Professional Development

13 Tough Skills You Must Master to Find Career Success

Written by Peter Jones

The best things in life often require you to exit your comfort zone. Career success doesn’t come easily; otherwise, everyone would shoot to the top of their field fresh our of college!

Here are 13 of the skills which are perhaps the hardest to learn, but are the most worth learning. Do yourself a favor and accrue a few.

1. Sleeping Soundly

If you can establish a ritual and stick with it, you’ll never need the ever popular “sleep hacks” everyone is scrambling around for. It may be tough to get into a routine, but you will never regret it.

2. Empathy

It’s a hard one to learn, but not impossible. And it’s incredibly valuable–both in the business world and in your personal life. If you can cultivate this kind of ability to feel what it might be like in others’ shoes, you will go far.

3. Time Management

That thing you parents were always on at you about? Turns out it’s pretty important. There’s no one right way to gain this skill, but as long as you find a system that works for you consistently, you’re golden. Employers will notice and be impressed.

4. Asking for Help

Knowing when you’re in over your own head and need a hand is a very important thing. Being able to ask for that help is the next big thing. But both are invaluable. This is a tough one to break, but invariably makes you look more capable, rather than less.

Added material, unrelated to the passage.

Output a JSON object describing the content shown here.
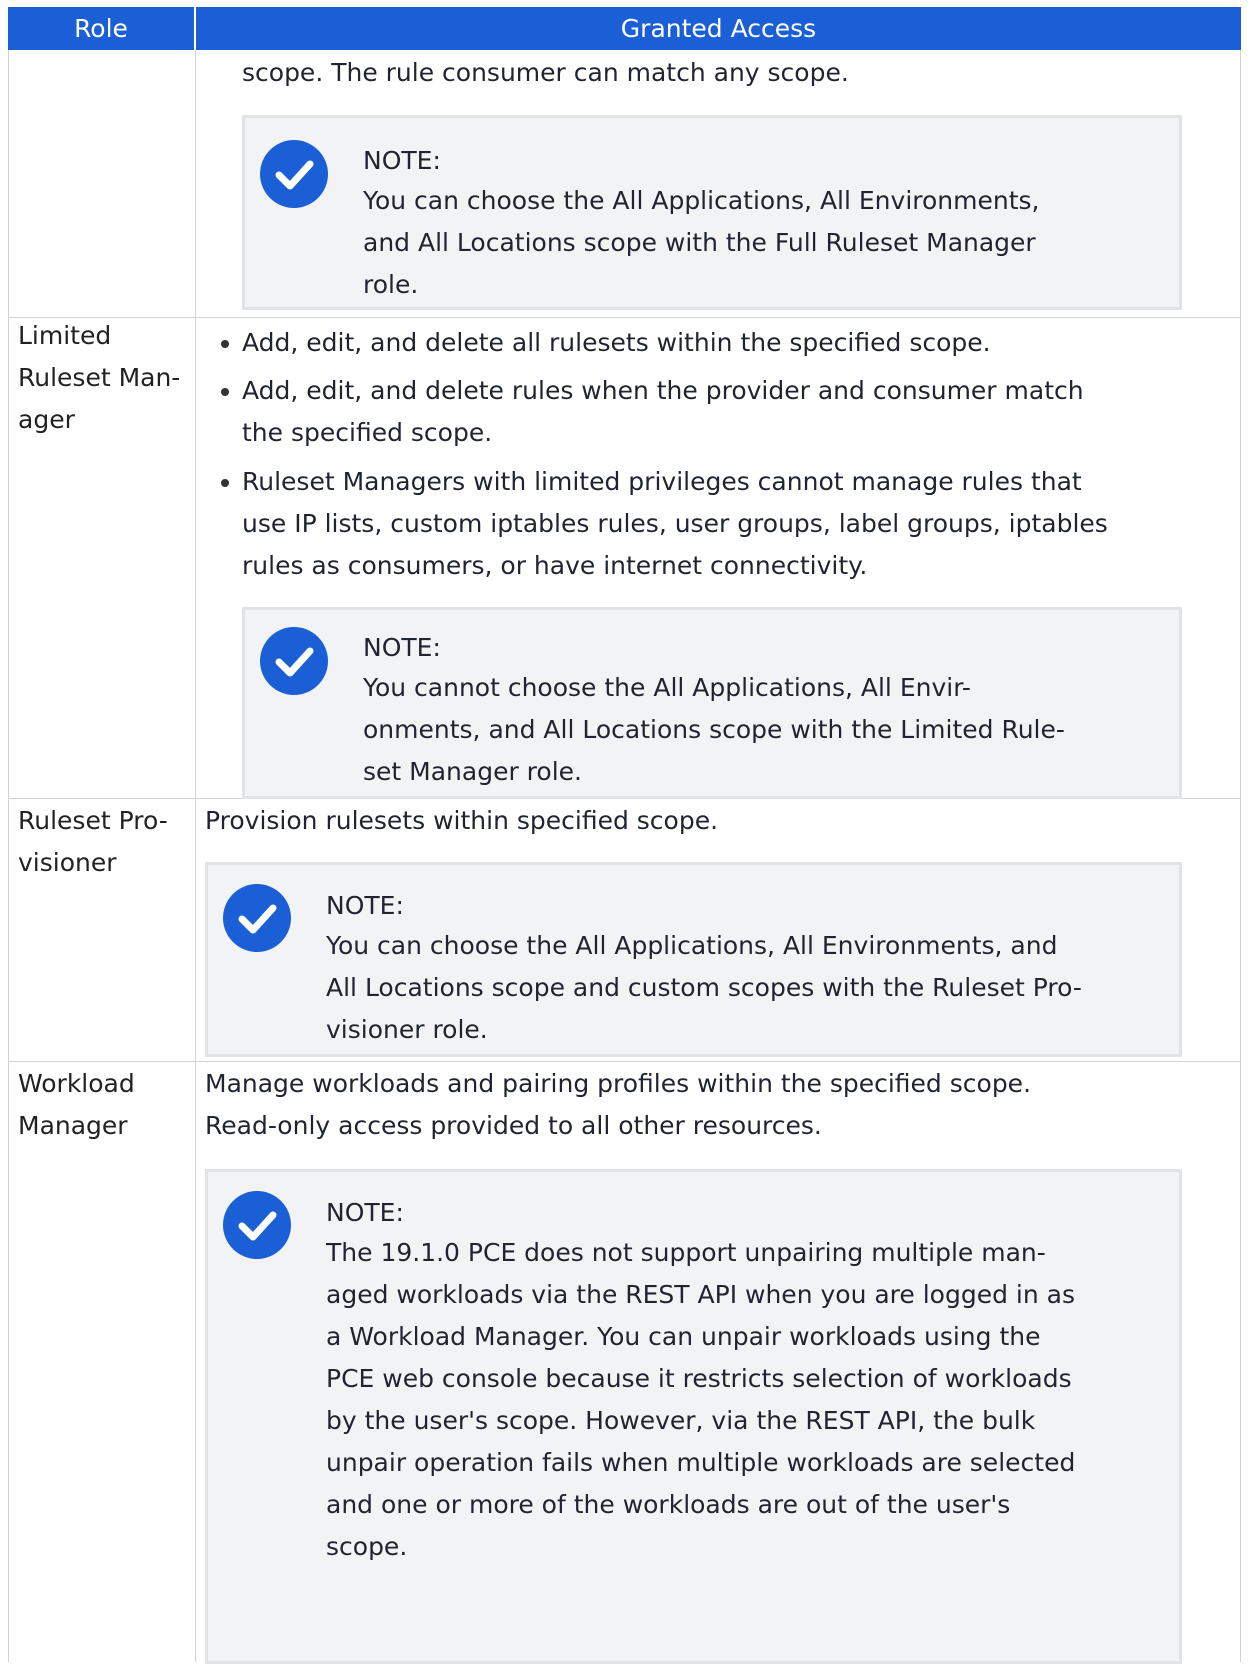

5. Consistency

Do you have a tendency to take your foot off the gas when you reach the next milestone? This is career death. You have to work hard and keep working hard. That’s how the most successful people get where they are.

6. Staying Positive

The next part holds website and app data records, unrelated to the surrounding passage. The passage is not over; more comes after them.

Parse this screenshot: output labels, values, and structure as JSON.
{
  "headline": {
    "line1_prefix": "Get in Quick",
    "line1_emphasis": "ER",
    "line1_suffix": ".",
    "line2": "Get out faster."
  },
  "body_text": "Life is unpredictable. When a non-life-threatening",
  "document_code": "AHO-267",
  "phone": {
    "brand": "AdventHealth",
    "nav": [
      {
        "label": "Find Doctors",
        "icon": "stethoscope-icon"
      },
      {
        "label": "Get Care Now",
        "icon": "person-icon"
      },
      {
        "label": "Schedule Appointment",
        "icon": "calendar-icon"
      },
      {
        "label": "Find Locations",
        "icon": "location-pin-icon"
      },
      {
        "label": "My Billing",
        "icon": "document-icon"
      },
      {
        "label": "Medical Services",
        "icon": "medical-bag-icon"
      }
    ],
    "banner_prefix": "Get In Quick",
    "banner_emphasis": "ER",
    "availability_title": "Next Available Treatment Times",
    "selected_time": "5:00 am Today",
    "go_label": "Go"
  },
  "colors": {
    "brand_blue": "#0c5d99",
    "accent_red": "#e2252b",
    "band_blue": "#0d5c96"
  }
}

And not just about others—about yourself! Projecting confidence and cultivating positivity is very important. There will be times when no one else believes in you, but you should! Always.

7. Knowing When to Shut Up

If you’re whining or ranting or just talking about your kids, it’s always important to know when your audience has had enough, and to be able to shut your mouth and cede the mic. Plus, learning to bite your tongue when riled and in danger of saying something you’ll later come to regret is an important skill.

8. Listening

Start by practicing active listening—repeating back part of what the other person says to you, until you get more comfortable actually listening to what people are saying instead of waiting to say your next thing instead.

9. Minding your Own Beeswax

Know when to shut up and also when something is none of your concern. Your two cents aren’t always worth putting in. Know when to use your resources in someone else’s work and when to conserve them—for the benefit of all.

10. Avoiding Gossip

It’s delicious and seductive to fall into the trap of talking about someone behind their back, but it can have disastrous consequences for your reputation and relationships. Learn to keep it classy and keep your head above the fray.

11. Controlling Your Thoughts

Don’t let your own monkey brain or your emotions get the better of you. Continually direct your thinking toward the future, even if it is informed by the past. Move forward.

12. Being Present

People are constantly looking into greener pastures, dwelling in the past, or looking too far forward that they don’t remember to be present in the present moment. Focus on where you are and what you are doing and try to find happiness in that moment. If you can do it now, you’ll be able to do it in the future.

13. Speaking Up

Ninety percent of the battle of public speaking comes from doing it a few times—until you’re not so much afraid of it. But once you get comfortable speaking in public, whether in a small meeting or a huge amphitheater, you’ll be in possession of a huge asset that will stand you well in other areas of your life and career as well.

About the author

Peter Jones